Ans.     The main function of the small intestine is digestion and nutrients absorption. When partially digested food  enters in the small intestine, pancreatic juice, bile from the liver and intestinal juice act upon food. Bile breaks down fat into small droplets. Digestion is completed in the small intestine.  The inner wall of the small intestine has millions of fingerlike folds, called villi. The digested food which contains nutrients is passes through the villi and absorbed by the blood.

Q3.      How many teeth does an adult ( human being) have? Describe the different types of teeth and their functions.

Ans.     An adult has 32 teeth embedded in the upper and lower jaws. We have  four different types of teeth they are:     www.rsmaths99.com

i] Incisors: front teeth in a jaw are called incisor they are flat and bladelike. It helps in cutting food.

ii] Canines : either side of the incisors are called canines. They are pointed and help in tearing food. The no. of canine is 4 in all person.

 iii]  Premolars: next to the canine are called premolars. They are in 8 nos. These teeth are used for chew and grinding food.

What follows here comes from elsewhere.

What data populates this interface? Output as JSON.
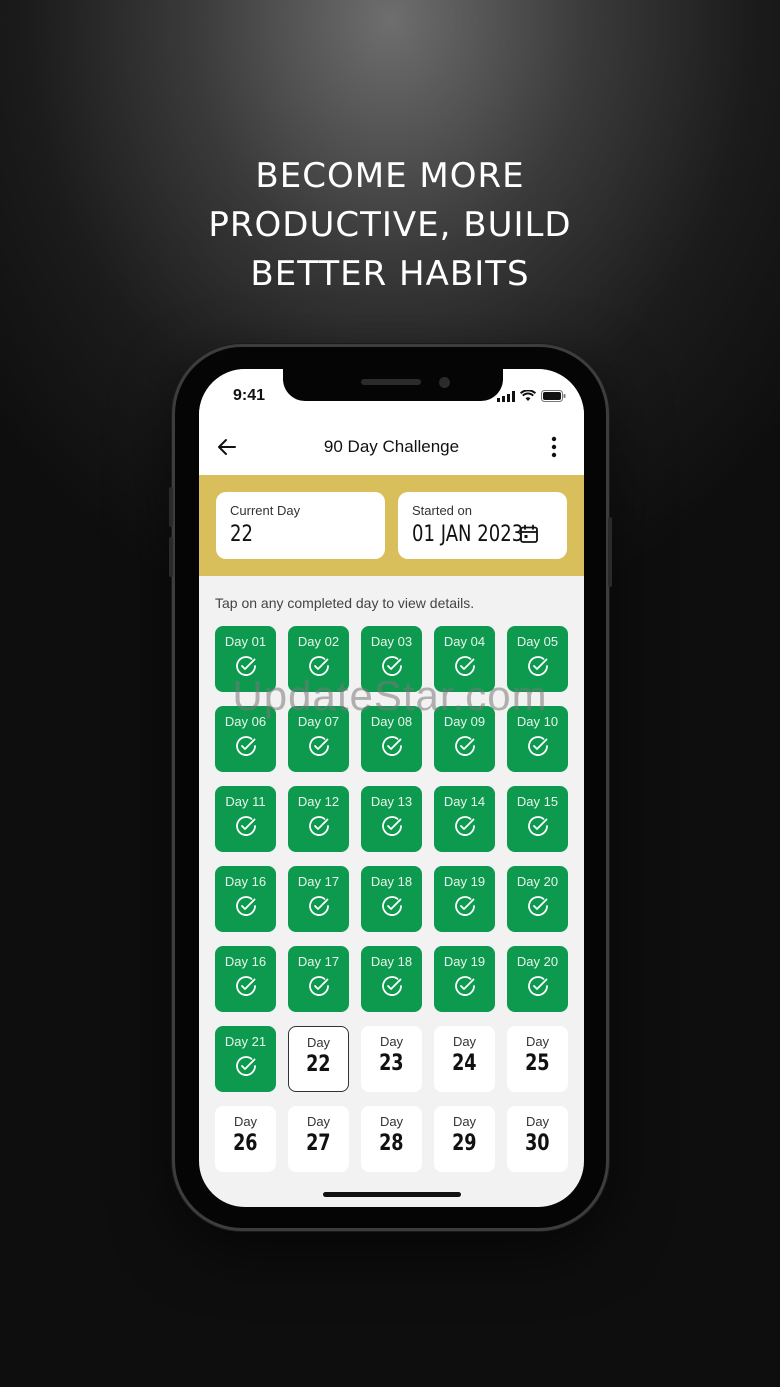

iv] Molars: next to the premolar is called molars. There are 12 molars in all  and they are larger than the premolars. It helps in grinding the food. 

Q4.      What is special about a ruminant’s stomach? How does it help the animal digest vegetable matter?     www.rsmaths99.com

Ans.     Ruminants  have four-chambered stomach which help them digest cellulose.  Ruminants chew  partially the vegetable matter before swallowing it. Half-chewed  vegetable matter travels from the mouth to the first chamber, where it acted upon by the bacteria. The half-digested food then enters in a second chamber, from where it is sent back to the mouth, to be chewed again. This  re-chewing is called rumination. This food is swallowed again and goes to the third chamber. Here it is broken down into still smaller pieces and then finally, it enters the fourth chamber, where enzymes act upon it and digestion is completed.

D.

            1. proboscis    2. Absorption 3. Enzymes      4. Alimentary canal   5. Mouth       

6. Villi      www.rsmaths99.com